| What to do |
From the material beneath, pull every line with the word "limit".

| Records to process |
○ ○ ○ ○ ○

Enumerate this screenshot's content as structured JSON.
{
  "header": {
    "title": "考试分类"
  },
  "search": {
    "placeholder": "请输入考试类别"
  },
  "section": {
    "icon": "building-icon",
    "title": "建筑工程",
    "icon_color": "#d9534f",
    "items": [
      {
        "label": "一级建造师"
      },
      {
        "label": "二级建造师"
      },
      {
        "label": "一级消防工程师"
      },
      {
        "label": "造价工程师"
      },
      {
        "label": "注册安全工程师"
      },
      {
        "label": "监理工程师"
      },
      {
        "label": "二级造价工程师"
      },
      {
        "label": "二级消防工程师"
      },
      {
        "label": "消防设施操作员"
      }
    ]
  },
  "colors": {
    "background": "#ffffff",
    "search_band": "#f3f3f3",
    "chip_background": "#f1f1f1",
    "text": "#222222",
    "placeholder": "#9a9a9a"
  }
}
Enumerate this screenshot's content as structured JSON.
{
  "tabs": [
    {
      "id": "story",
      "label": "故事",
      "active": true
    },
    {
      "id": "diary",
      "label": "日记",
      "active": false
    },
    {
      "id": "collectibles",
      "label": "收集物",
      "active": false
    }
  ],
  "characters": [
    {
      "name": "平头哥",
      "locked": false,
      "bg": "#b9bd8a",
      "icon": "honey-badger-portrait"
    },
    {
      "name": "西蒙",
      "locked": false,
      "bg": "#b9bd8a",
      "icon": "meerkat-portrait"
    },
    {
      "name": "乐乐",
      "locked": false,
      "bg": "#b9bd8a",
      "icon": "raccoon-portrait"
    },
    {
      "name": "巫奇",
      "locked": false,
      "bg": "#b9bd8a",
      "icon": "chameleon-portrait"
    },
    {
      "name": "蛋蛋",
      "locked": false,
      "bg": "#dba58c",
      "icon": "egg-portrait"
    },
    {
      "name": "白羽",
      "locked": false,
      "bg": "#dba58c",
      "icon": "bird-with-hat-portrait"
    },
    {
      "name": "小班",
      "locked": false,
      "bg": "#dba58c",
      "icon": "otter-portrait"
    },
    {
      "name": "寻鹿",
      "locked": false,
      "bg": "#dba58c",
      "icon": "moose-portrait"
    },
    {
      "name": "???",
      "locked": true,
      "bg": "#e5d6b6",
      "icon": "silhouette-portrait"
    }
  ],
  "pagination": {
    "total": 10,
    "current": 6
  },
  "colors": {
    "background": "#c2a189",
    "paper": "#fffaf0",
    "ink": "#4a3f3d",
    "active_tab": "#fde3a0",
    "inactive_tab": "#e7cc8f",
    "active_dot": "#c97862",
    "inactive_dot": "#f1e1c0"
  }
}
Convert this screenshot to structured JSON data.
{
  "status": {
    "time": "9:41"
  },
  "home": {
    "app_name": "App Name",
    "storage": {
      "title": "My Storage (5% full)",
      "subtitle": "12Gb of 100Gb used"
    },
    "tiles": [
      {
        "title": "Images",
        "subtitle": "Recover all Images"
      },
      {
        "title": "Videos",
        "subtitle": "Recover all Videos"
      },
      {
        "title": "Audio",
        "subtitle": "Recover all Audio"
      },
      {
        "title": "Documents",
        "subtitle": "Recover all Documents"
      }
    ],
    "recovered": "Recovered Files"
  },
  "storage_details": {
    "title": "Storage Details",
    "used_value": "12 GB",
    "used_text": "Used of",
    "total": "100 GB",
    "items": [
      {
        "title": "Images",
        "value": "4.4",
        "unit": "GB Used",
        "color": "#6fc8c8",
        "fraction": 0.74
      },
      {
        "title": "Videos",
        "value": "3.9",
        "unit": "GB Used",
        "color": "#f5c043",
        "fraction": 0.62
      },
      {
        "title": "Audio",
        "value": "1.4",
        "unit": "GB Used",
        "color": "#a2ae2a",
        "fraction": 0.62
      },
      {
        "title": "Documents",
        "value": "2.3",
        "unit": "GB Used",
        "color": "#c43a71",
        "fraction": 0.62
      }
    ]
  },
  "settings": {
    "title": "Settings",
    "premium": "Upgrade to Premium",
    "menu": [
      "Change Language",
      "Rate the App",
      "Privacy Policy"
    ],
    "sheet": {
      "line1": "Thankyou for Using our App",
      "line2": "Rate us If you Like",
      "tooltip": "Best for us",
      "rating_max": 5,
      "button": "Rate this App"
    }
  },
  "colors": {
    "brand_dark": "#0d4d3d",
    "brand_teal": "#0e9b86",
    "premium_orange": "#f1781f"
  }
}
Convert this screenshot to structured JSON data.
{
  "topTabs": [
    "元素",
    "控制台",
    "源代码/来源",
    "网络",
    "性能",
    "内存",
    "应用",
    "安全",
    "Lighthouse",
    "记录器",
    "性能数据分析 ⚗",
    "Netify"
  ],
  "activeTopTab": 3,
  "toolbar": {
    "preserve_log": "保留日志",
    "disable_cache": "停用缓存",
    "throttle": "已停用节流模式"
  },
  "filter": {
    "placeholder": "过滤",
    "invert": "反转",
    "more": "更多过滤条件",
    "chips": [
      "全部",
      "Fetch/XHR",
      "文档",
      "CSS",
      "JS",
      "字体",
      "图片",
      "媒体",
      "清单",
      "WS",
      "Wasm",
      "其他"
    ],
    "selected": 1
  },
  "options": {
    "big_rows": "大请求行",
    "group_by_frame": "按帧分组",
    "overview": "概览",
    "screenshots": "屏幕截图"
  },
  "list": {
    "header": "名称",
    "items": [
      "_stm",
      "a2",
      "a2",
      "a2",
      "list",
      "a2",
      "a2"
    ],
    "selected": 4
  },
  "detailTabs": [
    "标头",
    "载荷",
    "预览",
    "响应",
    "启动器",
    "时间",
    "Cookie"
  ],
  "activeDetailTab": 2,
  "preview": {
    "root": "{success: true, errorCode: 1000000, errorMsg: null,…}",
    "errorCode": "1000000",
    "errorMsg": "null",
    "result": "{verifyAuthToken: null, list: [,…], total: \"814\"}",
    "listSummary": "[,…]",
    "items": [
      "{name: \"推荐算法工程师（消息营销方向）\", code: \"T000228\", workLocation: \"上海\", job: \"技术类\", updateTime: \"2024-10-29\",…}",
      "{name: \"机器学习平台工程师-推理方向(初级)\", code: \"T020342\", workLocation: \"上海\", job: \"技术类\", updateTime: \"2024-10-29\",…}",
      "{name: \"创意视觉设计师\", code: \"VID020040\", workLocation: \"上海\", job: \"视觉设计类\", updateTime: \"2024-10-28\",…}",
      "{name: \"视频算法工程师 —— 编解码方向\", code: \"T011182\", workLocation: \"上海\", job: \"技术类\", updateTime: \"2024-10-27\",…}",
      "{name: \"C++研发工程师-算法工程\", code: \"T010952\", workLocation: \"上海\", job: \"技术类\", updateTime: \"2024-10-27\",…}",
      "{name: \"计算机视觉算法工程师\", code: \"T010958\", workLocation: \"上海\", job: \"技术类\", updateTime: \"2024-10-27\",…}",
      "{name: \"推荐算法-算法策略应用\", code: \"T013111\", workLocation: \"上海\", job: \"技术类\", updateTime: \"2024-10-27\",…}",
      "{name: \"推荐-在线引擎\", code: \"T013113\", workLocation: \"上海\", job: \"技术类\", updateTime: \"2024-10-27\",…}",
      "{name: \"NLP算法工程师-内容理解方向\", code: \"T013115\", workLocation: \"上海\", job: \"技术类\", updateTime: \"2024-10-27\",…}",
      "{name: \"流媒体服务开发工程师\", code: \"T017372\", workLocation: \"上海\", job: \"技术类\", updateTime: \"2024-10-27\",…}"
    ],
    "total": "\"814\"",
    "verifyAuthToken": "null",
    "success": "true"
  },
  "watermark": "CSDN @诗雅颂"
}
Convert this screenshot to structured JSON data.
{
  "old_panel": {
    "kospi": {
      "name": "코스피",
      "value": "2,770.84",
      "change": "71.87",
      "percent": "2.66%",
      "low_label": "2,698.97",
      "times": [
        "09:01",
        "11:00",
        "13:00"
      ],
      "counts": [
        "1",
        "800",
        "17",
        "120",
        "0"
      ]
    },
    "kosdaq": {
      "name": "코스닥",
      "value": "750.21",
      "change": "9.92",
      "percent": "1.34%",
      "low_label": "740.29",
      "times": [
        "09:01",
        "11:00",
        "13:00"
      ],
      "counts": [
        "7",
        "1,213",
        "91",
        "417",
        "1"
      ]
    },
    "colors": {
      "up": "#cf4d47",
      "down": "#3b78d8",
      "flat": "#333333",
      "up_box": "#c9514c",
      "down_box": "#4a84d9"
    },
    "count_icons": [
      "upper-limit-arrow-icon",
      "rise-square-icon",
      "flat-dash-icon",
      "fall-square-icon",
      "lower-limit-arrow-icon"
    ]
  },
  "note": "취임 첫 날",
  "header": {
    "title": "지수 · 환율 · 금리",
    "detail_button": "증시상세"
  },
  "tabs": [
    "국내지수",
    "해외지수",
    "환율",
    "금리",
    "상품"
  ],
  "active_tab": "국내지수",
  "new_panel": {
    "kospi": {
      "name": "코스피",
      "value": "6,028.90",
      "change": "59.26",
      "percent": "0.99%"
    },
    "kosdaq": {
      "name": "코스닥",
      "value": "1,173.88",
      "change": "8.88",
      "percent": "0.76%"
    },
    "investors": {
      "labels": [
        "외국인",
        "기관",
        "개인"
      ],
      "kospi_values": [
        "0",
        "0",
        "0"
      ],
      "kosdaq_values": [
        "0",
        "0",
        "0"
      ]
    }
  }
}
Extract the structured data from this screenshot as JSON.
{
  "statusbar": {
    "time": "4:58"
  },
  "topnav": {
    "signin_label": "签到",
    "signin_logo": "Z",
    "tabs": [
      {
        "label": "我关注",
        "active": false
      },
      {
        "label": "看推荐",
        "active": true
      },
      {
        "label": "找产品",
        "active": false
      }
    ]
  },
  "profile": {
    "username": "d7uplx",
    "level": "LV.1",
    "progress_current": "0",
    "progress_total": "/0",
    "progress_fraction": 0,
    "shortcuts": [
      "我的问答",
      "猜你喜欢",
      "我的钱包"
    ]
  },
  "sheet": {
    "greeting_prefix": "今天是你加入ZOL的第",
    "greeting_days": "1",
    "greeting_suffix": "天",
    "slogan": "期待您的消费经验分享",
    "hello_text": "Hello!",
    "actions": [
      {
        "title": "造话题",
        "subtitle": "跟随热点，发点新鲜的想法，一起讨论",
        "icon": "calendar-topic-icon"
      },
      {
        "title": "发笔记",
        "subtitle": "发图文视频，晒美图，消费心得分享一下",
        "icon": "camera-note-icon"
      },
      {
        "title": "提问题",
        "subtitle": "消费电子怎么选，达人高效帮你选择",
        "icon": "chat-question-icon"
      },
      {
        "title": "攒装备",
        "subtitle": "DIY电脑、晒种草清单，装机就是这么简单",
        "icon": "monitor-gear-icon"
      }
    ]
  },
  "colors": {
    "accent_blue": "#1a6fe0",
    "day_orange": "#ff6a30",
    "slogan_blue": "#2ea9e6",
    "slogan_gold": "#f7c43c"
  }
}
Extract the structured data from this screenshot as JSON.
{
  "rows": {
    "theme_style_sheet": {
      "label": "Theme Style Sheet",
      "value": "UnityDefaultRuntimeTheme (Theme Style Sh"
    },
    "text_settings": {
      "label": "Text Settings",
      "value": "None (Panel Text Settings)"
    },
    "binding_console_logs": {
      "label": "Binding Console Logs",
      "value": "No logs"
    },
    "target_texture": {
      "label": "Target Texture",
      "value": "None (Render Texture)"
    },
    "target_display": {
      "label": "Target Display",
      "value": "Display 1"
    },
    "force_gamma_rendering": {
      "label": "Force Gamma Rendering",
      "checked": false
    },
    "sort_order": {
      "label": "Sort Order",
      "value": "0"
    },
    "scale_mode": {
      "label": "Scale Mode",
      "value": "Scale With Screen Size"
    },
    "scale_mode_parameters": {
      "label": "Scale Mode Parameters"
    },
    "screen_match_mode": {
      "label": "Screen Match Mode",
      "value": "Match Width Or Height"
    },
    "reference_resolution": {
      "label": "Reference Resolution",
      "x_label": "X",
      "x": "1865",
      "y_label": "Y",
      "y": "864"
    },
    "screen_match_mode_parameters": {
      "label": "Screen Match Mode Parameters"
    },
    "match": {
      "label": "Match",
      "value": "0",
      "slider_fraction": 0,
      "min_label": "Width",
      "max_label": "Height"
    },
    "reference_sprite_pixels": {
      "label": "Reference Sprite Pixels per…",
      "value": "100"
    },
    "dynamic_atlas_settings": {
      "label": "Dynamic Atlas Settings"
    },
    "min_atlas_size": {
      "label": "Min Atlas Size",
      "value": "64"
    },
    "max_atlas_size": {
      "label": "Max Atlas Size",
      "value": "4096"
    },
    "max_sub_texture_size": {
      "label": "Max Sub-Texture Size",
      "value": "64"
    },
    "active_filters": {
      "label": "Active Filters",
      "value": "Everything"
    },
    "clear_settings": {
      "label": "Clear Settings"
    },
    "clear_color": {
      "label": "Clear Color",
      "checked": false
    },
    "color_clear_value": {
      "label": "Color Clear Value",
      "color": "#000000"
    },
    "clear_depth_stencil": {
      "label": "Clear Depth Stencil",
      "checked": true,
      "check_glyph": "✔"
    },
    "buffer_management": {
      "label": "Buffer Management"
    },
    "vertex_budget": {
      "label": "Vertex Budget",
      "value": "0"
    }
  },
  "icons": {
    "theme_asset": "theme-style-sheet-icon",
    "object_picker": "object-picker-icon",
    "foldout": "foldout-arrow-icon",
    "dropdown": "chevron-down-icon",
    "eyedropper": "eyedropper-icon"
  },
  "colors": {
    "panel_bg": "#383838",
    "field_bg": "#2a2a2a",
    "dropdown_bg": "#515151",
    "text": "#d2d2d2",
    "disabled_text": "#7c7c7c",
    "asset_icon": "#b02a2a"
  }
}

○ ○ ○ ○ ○

| Output |
      "upper-limit-arrow-icon",
      "lower-limit-arrow-icon"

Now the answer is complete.